Home CATEGORIES Women & Child Welfare Upcycling newspapers brings joy and income

Upcycling newspapers brings joy and income

769
0
SHARE
Suman with Women on Wings’ Danielle Pels and Ineke Bezembinder
Suman with Women on Wings’ Danielle Pels and Ineke Bezembinder
 

Suman, 32 years of age, beams with joy when a Women on Wings team visits the workshop of Paper Wings in Bhondsi, Haryana. She works on creating a huge Christmas tree, made from old newspapers which are donated by corporate offices in nearby Gurgaon. Since four years Suman works at Paper Wings and saw her life change.

‘Nobody knew me’

Mother of two sons and married to Mahesh, Suman is a happy woman since she started making paper products for Paper Wings. Before that, her life was very different. Living in a traditional society, she was not allowed to step outside the house she shares with her husband, sons and in-laws.

Suman says: “My entire married life I never saw the sunrise from outside. Now I’m spreading my wings by making these beautiful products and earn an income. It is so encouraging that you come and like my Christmas tree. Before Paper Wings, nobody knew me, I lived only within the four walls of my house…”.

Joint goal to involve more women

Paper Wings is a community owned company of women in Self Help Groups (SHGs) from villages in Haryana. It is an initiative from Action Center for Transformation (ACT) which aims to achieve sustainable livelihoods by providing skill training and employment. It works on the principles of fair trade. The artisans get paid through to the bank accounts of the SHGs. It also promotes an eco-conscious society by upcycling and recycling waste which in return generates a fair income to the artisans.
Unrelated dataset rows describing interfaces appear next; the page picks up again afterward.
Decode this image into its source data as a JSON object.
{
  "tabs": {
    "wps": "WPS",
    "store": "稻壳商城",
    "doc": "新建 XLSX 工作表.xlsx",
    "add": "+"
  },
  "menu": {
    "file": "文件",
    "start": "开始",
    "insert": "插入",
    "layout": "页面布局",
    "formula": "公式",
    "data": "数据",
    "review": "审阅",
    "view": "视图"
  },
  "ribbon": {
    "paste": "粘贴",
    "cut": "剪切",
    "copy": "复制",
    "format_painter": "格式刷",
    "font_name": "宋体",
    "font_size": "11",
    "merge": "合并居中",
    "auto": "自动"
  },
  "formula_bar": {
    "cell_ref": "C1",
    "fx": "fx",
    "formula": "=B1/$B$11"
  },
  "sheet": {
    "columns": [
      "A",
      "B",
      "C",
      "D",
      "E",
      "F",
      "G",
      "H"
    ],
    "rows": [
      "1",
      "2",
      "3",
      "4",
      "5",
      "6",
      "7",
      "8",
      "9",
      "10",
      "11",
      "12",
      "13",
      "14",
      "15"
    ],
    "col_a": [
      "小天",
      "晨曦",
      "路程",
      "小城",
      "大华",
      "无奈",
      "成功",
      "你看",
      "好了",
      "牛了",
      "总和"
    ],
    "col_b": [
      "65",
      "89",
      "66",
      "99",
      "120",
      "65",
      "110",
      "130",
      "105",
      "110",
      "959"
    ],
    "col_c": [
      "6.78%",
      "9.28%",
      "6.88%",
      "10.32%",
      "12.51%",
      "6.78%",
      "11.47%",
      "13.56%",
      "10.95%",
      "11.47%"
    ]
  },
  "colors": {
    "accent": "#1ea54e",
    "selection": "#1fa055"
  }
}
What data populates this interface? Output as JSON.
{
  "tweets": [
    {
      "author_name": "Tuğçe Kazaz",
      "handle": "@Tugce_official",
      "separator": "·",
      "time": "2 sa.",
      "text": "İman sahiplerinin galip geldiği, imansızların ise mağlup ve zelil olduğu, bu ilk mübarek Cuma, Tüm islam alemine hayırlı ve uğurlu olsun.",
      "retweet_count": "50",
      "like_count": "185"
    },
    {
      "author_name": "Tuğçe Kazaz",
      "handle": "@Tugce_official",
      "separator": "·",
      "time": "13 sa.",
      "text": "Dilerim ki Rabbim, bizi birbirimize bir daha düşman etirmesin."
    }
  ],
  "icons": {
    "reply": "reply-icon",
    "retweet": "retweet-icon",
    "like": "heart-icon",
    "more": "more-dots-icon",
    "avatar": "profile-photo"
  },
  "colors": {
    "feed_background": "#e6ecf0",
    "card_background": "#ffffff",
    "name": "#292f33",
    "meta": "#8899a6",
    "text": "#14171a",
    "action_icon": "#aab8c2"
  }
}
Working at Paper Wings has given her the strength to stand up for herself and work on realizing her dream. Says Suman: “My income pays for my sons’ private school. I want them to have the best education. I will make sure they do better in life than us.”
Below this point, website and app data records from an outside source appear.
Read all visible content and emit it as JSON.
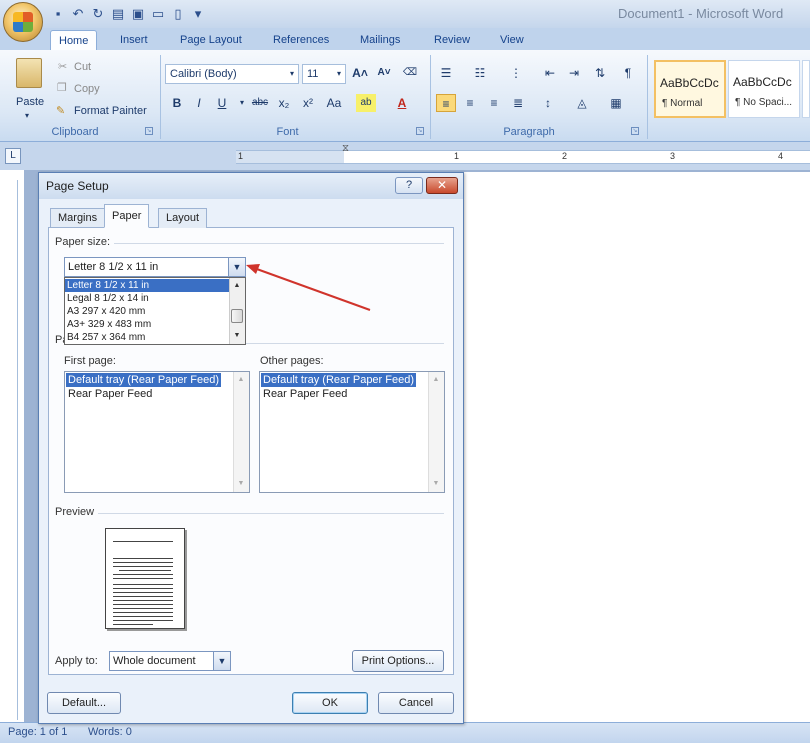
{
  "app": {
    "title": "Document1 - Microsoft Word"
  },
  "ribbon": {
    "tabs": [
      "Home",
      "Insert",
      "Page Layout",
      "References",
      "Mailings",
      "Review",
      "View"
    ],
    "clipboard": {
      "label": "Clipboard",
      "paste": "Paste",
      "cut": "Cut",
      "copy": "Copy",
      "format_painter": "Format Painter"
    },
    "font": {
      "label": "Font",
      "font_name": "Calibri (Body)",
      "font_size": "11"
    },
    "paragraph": {
      "label": "Paragraph"
    },
    "styles": [
      {
        "preview": "AaBbCcDc",
        "name": "¶ Normal"
      },
      {
        "preview": "AaBbCcDc",
        "name": "¶ No Spaci..."
      }
    ]
  },
  "ruler": {
    "numbers": [
      "1",
      "1",
      "2",
      "3",
      "4"
    ]
  },
  "status": {
    "page": "Page: 1 of 1",
    "words": "Words: 0"
  },
  "dialog": {
    "title": "Page Setup",
    "help": "?",
    "close": "✕",
    "tabs": [
      "Margins",
      "Paper",
      "Layout"
    ],
    "paper_size_label": "Paper size:",
    "paper_size_value": "Letter 8 1/2 x 11 in",
    "paper_list": [
      "Letter 8 1/2 x 11 in",
      "Legal 8 1/2 x 14 in",
      "A3 297 x 420 mm",
      "A3+ 329 x 483 mm",
      "B4 257 x 364 mm"
    ],
    "paper_source_label_visible": "Pa",
    "first_page_label": "First page:",
    "other_pages_label": "Other pages:",
    "trays": [
      "Default tray (Rear Paper Feed)",
      "Rear Paper Feed"
    ],
    "preview_label": "Preview",
    "apply_to_label": "Apply to:",
    "apply_to_value": "Whole document",
    "print_options": "Print Options...",
    "default_btn": "Default...",
    "ok_btn": "OK",
    "cancel_btn": "Cancel"
  },
  "colors": {
    "selection": "#3a6fc4",
    "annotation_arrow": "#d0342c"
  }
}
Working for better future children

Dreaming big for her children today but Suman cannot recall her dreaming anything for herself when she was a child. “I was lucky my parents sent me to school till 10th class. But then it stopped and I stayed at home waiting to get married, have children and live with my in-laws. I simply could not imagine any other life. This is what all girls in our village do”, says Suman. But then smiles: “Creating this huge Christmas tree brings such joy. Let me show you how it’s done.” And Suman starts building the tree further.